National Gallery of Canada

The National Gallery of Canada (French: Musée des beaux-arts du Canada), located in the capital city of Ottawa, Ontario, is Canada's national art museum.[7] The museum's building takes up 46,621 square metres (501,820 sq ft), with 12,400 square metres (133,000 sq ft) of space used for exhibiting art. It is one of the largest art museums in North America by exhibition space.

National Gallery of Canada
Established1880 (1880)
Location
Coordinates45°25′46″N 75°41′54″W
TypeArt museum
Collection size93,625[1]
Visitors385,576 (FY2017–18)[2]
DirectorAlexandra Suda
CuratorKitty Scott (Chief Curator)
ArchitectMoshe Safdie (1983)[3][4][5]
Public transit access Rideau [6]
 9  Rideau/Hurdman
Websitewww.gallery.ca

The institution was established in 1880 at the Second Supreme Court of Canada building, and moved to the Victoria Memorial Museum building in 1911. In 1913, the Government of Canada passed the National Gallery Act, formally outlining the institution's mandate as a national art museum. The museum was moved to the Lorne building in 1960.

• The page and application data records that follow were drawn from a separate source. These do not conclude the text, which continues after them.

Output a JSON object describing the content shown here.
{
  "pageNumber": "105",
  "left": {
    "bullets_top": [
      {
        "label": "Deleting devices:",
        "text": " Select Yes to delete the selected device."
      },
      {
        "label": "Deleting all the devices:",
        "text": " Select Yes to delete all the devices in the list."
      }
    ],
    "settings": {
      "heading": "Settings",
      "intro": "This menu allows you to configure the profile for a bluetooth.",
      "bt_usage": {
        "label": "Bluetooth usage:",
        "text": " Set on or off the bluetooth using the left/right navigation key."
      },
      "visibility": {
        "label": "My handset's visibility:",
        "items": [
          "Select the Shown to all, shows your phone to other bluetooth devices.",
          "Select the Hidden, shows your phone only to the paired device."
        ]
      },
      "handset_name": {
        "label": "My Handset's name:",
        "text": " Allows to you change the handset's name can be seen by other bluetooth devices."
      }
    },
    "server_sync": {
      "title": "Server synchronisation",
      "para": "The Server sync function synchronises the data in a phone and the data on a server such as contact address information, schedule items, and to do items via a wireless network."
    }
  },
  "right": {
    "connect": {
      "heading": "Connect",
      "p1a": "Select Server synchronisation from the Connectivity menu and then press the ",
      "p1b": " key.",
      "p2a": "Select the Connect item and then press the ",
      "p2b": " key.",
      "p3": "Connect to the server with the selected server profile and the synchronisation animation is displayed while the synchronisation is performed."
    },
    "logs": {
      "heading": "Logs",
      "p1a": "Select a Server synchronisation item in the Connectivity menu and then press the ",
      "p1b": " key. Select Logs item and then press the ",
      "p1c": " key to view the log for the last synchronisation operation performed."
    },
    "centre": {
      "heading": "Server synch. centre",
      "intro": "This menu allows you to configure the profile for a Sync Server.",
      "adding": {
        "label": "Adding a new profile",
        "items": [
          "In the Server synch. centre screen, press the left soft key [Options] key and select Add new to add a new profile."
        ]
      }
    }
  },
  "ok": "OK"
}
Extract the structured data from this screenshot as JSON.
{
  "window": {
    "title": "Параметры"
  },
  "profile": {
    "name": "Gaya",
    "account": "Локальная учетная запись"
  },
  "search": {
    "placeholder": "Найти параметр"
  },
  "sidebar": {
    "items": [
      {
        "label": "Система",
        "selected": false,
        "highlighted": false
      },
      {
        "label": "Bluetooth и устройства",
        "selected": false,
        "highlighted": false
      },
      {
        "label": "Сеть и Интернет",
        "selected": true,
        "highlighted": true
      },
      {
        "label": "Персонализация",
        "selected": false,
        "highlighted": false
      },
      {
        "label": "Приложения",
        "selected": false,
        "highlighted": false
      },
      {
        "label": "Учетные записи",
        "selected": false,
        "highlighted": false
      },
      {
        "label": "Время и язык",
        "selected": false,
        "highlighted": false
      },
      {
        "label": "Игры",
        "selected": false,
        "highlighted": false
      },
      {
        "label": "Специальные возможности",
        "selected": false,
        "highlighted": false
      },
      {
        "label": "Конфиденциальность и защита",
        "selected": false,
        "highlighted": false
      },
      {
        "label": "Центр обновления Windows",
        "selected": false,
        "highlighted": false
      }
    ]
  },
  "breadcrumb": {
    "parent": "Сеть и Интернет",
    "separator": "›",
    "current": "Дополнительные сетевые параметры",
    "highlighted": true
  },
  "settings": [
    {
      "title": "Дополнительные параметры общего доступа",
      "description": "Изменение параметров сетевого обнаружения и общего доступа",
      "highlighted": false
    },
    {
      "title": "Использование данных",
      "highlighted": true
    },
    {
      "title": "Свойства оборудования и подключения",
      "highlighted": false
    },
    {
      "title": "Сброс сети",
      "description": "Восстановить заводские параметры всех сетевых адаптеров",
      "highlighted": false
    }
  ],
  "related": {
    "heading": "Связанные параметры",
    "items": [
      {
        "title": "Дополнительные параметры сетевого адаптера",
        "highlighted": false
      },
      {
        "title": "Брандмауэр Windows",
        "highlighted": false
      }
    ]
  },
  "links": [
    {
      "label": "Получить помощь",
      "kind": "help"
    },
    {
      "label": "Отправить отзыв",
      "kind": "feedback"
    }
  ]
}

In 1988, the museum was relocated to a new building designed for this purpose. The National Gallery of Canada is situated in a glass and granite building on Sussex Drive, with a notable view of the Canadian Parliament buildings on Parliament Hill. The building was designed by Israeli architect Moshe Safdie and opened in 1988.[3][4][5][8]

The museum's permanent collection includes over 93,000 works from European, American, and Asian, Canadian, and Indigenous artists. In addition to exhibiting works from its permanent collection, the museum also organizes and hosts a number of travelling exhibitions.